Website and app data records:
*** Begin section ***

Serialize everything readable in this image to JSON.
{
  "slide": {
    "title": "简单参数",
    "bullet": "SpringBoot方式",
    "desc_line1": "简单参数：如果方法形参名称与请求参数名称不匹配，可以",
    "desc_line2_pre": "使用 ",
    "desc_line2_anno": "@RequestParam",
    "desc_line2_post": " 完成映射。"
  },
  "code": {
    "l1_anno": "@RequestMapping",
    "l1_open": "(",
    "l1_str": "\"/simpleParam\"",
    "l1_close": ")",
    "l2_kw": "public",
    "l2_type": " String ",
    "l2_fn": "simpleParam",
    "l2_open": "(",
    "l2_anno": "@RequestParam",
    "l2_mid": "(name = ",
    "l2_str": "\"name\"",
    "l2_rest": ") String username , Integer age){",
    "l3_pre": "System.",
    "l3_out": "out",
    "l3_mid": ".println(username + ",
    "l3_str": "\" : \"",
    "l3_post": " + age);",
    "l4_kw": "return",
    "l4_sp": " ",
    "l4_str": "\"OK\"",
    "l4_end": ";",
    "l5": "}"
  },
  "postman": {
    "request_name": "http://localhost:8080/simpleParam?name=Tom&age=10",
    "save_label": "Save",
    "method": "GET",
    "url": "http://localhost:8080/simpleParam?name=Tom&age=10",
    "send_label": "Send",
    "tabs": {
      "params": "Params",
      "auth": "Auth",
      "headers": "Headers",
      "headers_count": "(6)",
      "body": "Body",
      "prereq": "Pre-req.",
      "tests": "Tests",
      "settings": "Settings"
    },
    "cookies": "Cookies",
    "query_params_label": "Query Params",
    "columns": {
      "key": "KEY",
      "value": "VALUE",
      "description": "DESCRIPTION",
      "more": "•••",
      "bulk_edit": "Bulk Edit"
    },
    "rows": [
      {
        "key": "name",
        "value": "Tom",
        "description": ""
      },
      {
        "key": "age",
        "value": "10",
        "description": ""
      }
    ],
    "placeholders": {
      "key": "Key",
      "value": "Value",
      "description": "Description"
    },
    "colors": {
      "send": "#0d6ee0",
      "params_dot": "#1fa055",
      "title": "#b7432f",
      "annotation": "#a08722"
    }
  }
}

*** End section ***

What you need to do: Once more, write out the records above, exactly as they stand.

Completed task:
Serialize everything readable in this image to JSON.
{
  "slide": {
    "title": "简单参数",
    "bullet": "SpringBoot方式",
    "desc_line1": "简单参数：如果方法形参名称与请求参数名称不匹配，可以",
    "desc_line2_pre": "使用 ",
    "desc_line2_anno": "@RequestParam",
    "desc_line2_post": " 完成映射。"
  },
  "code": {
    "l1_anno": "@RequestMapping",
    "l1_open": "(",
    "l1_str": "\"/simpleParam\"",
    "l1_close": ")",
    "l2_kw": "public",
    "l2_type": " String ",
    "l2_fn": "simpleParam",
    "l2_open": "(",
    "l2_anno": "@RequestParam",
    "l2_mid": "(name = ",
    "l2_str": "\"name\"",
    "l2_rest": ") String username , Integer age){",
    "l3_pre": "System.",
    "l3_out": "out",
    "l3_mid": ".println(username + ",
    "l3_str": "\" : \"",
    "l3_post": " + age);",
    "l4_kw": "return",
    "l4_sp": " ",
    "l4_str": "\"OK\"",
    "l4_end": ";",
    "l5": "}"
  },
  "postman": {
    "request_name": "http://localhost:8080/simpleParam?name=Tom&age=10",
    "save_label": "Save",
    "method": "GET",
    "url": "http://localhost:8080/simpleParam?name=Tom&age=10",
    "send_label": "Send",
    "tabs": {
      "params": "Params",
      "auth": "Auth",
      "headers": "Headers",
      "headers_count": "(6)",
      "body": "Body",
      "prereq": "Pre-req.",
      "tests": "Tests",
      "settings": "Settings"
    },
    "cookies": "Cookies",
    "query_params_label": "Query Params",
    "columns": {
      "key": "KEY",
      "value": "VALUE",
      "description": "DESCRIPTION",
      "more": "•••",
      "bulk_edit": "Bulk Edit"
    },
    "rows": [
      {
        "key": "name",
        "value": "Tom",
        "description": ""
      },
      {
        "key": "age",
        "value": "10",
        "description": ""
      }
    ],
    "placeholders": {
      "key": "Key",
      "value": "Value",
      "description": "Description"
    },
    "colors": {
      "send": "#0d6ee0",
      "params_dot": "#1fa055",
      "title": "#b7432f",
      "annotation": "#a08722"
    }
  }
}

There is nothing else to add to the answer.